■ **Activity**
Your answer must be a single number: how many lines in the records below contain the word "Anna".

====== Extracted data ======

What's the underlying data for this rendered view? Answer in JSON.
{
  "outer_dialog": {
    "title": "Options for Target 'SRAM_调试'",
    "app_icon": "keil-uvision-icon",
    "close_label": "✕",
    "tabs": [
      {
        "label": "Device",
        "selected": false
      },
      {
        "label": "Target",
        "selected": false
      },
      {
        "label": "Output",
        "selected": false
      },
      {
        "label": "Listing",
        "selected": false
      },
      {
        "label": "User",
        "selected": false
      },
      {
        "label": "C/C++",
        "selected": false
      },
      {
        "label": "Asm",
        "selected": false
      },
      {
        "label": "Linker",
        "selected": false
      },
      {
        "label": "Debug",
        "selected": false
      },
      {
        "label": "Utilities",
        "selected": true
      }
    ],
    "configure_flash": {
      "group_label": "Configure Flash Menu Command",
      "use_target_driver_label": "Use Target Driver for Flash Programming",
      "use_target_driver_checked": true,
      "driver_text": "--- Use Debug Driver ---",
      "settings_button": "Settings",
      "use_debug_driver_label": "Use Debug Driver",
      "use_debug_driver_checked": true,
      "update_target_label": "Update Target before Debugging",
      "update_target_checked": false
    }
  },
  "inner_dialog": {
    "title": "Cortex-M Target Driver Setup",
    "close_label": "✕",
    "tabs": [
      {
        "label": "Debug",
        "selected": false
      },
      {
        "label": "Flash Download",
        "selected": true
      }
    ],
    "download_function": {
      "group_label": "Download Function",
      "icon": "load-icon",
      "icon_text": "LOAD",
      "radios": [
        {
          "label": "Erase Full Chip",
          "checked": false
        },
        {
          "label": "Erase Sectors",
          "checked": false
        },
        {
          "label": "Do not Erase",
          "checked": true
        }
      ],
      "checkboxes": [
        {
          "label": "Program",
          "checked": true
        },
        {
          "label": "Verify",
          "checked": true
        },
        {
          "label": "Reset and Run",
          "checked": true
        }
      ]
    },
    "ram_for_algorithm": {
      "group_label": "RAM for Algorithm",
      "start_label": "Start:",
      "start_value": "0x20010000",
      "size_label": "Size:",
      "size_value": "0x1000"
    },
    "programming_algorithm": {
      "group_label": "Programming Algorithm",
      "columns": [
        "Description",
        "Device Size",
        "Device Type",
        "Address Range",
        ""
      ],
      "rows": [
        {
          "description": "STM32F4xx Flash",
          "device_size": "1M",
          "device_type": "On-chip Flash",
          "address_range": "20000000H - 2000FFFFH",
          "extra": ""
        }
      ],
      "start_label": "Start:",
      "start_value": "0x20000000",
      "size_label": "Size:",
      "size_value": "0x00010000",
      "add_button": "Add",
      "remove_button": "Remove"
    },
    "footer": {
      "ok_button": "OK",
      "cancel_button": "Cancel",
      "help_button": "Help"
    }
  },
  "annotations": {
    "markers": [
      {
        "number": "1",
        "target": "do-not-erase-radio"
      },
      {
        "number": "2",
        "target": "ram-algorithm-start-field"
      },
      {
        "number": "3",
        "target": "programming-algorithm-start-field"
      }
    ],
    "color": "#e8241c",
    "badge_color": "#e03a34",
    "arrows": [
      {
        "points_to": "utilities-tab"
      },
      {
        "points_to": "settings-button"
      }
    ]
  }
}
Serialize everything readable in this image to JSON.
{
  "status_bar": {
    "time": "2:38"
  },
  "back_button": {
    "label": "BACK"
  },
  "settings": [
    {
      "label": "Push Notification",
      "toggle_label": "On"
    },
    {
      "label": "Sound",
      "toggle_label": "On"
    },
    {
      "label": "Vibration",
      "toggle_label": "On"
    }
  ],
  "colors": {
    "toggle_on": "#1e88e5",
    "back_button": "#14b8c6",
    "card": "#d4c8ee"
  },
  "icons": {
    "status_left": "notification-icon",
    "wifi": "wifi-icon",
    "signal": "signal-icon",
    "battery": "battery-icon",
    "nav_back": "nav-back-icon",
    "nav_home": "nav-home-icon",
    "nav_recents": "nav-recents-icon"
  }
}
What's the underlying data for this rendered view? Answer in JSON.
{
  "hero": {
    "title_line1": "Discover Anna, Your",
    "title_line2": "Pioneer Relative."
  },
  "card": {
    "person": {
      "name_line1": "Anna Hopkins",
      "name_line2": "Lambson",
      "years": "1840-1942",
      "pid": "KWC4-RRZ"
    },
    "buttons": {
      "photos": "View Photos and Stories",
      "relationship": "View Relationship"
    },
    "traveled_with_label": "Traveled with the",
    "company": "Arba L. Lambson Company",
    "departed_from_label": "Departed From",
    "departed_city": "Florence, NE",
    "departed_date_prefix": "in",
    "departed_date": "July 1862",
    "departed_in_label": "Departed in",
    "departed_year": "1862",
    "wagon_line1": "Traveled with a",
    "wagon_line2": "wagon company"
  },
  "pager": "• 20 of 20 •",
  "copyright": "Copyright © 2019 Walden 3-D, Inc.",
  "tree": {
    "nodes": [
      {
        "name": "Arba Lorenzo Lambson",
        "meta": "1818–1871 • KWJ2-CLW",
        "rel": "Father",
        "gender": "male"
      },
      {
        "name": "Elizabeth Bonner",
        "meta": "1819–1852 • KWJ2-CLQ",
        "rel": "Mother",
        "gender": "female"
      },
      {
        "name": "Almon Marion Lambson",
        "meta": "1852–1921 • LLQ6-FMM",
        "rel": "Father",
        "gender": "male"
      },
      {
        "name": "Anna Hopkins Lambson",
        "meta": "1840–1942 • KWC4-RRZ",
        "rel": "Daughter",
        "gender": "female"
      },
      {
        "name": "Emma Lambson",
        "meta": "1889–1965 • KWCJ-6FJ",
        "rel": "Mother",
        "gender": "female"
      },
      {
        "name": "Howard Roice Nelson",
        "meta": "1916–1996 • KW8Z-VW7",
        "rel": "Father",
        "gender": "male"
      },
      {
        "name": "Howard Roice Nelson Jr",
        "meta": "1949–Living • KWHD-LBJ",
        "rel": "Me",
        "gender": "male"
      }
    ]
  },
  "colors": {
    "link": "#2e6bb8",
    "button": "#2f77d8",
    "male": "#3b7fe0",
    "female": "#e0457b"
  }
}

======

■ **Solved problem**
3